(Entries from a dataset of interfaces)

_ _ _ _ _ _ _

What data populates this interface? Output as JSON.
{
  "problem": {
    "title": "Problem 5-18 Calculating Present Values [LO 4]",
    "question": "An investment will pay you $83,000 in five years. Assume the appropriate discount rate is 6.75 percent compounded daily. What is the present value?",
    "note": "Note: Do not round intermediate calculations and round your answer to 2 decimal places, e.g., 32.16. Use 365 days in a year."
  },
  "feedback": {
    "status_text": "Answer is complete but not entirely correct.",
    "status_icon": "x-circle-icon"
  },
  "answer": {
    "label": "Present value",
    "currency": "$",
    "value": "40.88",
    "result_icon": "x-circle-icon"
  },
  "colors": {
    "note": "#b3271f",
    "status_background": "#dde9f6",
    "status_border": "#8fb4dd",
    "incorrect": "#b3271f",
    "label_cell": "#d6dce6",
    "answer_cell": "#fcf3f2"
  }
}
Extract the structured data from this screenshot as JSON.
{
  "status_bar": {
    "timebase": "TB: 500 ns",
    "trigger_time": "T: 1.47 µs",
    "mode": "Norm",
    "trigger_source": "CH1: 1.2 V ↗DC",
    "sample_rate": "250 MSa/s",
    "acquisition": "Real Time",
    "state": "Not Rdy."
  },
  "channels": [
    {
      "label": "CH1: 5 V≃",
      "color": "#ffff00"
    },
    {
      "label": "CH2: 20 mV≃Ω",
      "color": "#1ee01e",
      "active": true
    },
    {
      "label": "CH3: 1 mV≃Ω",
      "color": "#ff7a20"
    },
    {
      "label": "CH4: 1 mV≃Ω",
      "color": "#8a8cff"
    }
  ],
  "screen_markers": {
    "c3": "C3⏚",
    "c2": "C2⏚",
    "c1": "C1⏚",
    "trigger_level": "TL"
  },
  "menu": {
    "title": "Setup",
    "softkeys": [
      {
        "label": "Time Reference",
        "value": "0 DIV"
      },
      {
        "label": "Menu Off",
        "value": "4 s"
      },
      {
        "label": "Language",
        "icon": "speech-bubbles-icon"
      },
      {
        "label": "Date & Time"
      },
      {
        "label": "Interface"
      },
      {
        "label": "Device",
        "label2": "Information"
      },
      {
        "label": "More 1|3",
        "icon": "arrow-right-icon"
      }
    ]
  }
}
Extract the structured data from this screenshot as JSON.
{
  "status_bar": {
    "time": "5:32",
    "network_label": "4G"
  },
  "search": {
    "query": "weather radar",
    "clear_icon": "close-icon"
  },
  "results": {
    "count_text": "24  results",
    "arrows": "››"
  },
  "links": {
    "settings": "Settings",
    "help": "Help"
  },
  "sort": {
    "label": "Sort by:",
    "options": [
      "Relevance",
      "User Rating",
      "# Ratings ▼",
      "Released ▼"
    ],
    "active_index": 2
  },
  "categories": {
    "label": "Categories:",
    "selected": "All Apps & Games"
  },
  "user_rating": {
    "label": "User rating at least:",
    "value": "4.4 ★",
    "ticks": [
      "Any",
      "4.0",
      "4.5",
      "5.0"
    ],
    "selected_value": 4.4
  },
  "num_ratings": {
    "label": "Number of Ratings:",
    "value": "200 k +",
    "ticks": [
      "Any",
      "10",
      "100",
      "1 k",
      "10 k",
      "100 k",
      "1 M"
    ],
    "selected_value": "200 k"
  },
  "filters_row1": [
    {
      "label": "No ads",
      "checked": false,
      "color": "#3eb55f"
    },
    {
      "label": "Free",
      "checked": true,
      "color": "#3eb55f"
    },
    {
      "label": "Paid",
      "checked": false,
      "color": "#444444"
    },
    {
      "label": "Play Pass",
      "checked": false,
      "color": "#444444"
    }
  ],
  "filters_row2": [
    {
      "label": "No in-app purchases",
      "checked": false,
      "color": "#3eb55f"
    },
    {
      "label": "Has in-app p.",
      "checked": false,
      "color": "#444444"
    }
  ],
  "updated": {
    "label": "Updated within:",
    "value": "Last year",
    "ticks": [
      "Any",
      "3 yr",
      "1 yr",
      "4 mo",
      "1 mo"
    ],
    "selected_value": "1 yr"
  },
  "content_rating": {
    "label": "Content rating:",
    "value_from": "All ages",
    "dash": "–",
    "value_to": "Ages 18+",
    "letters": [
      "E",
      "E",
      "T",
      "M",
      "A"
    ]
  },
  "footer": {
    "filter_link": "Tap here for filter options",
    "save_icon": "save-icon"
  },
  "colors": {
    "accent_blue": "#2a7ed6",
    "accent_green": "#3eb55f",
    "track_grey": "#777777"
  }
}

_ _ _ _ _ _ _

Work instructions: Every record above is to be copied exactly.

Solution for this exercise:
What data populates this interface? Output as JSON.
{
  "problem": {
    "title": "Problem 5-18 Calculating Present Values [LO 4]",
    "question": "An investment will pay you $83,000 in five years. Assume the appropriate discount rate is 6.75 percent compounded daily. What is the present value?",
    "note": "Note: Do not round intermediate calculations and round your answer to 2 decimal places, e.g., 32.16. Use 365 days in a year."
  },
  "feedback": {
    "status_text": "Answer is complete but not entirely correct.",
    "status_icon": "x-circle-icon"
  },
  "answer": {
    "label": "Present value",
    "currency": "$",
    "value": "40.88",
    "result_icon": "x-circle-icon"
  },
  "colors": {
    "note": "#b3271f",
    "status_background": "#dde9f6",
    "status_border": "#8fb4dd",
    "incorrect": "#b3271f",
    "label_cell": "#d6dce6",
    "answer_cell": "#fcf3f2"
  }
}
Extract the structured data from this screenshot as JSON.
{
  "status_bar": {
    "timebase": "TB: 500 ns",
    "trigger_time": "T: 1.47 µs",
    "mode": "Norm",
    "trigger_source": "CH1: 1.2 V ↗DC",
    "sample_rate": "250 MSa/s",
    "acquisition": "Real Time",
    "state": "Not Rdy."
  },
  "channels": [
    {
      "label": "CH1: 5 V≃",
      "color": "#ffff00"
    },
    {
      "label": "CH2: 20 mV≃Ω",
      "color": "#1ee01e",
      "active": true
    },
    {
      "label": "CH3: 1 mV≃Ω",
      "color": "#ff7a20"
    },
    {
      "label": "CH4: 1 mV≃Ω",
      "color": "#8a8cff"
    }
  ],
  "screen_markers": {
    "c3": "C3⏚",
    "c2": "C2⏚",
    "c1": "C1⏚",
    "trigger_level": "TL"
  },
  "menu": {
    "title": "Setup",
    "softkeys": [
      {
        "label": "Time Reference",
        "value": "0 DIV"
      },
      {
        "label": "Menu Off",
        "value": "4 s"
      },
      {
        "label": "Language",
        "icon": "speech-bubbles-icon"
      },
      {
        "label": "Date & Time"
      },
      {
        "label": "Interface"
      },
      {
        "label": "Device",
        "label2": "Information"
      },
      {
        "label": "More 1|3",
        "icon": "arrow-right-icon"
      }
    ]
  }
}
Extract the structured data from this screenshot as JSON.
{
  "status_bar": {
    "time": "5:32",
    "network_label": "4G"
  },
  "search": {
    "query": "weather radar",
    "clear_icon": "close-icon"
  },
  "results": {
    "count_text": "24  results",
    "arrows": "››"
  },
  "links": {
    "settings": "Settings",
    "help": "Help"
  },
  "sort": {
    "label": "Sort by:",
    "options": [
      "Relevance",
      "User Rating",
      "# Ratings ▼",
      "Released ▼"
    ],
    "active_index": 2
  },
  "categories": {
    "label": "Categories:",
    "selected": "All Apps & Games"
  },
  "user_rating": {
    "label": "User rating at least:",
    "value": "4.4 ★",
    "ticks": [
      "Any",
      "4.0",
      "4.5",
      "5.0"
    ],
    "selected_value": 4.4
  },
  "num_ratings": {
    "label": "Number of Ratings:",
    "value": "200 k +",
    "ticks": [
      "Any",
      "10",
      "100",
      "1 k",
      "10 k",
      "100 k",
      "1 M"
    ],
    "selected_value": "200 k"
  },
  "filters_row1": [
    {
      "label": "No ads",
      "checked": false,
      "color": "#3eb55f"
    },
    {
      "label": "Free",
      "checked": true,
      "color": "#3eb55f"
    },
    {
      "label": "Paid",
      "checked": false,
      "color": "#444444"
    },
    {
      "label": "Play Pass",
      "checked": false,
      "color": "#444444"
    }
  ],
  "filters_row2": [
    {
      "label": "No in-app purchases",
      "checked": false,
      "color": "#3eb55f"
    },
    {
      "label": "Has in-app p.",
      "checked": false,
      "color": "#444444"
    }
  ],
  "updated": {
    "label": "Updated within:",
    "value": "Last year",
    "ticks": [
      "Any",
      "3 yr",
      "1 yr",
      "4 mo",
      "1 mo"
    ],
    "selected_value": "1 yr"
  },
  "content_rating": {
    "label": "Content rating:",
    "value_from": "All ages",
    "dash": "–",
    "value_to": "Ages 18+",
    "letters": [
      "E",
      "E",
      "T",
      "M",
      "A"
    ]
  },
  "footer": {
    "filter_link": "Tap here for filter options",
    "save_icon": "save-icon"
  },
  "colors": {
    "accent_blue": "#2a7ed6",
    "accent_green": "#3eb55f",
    "track_grey": "#777777"
  }
}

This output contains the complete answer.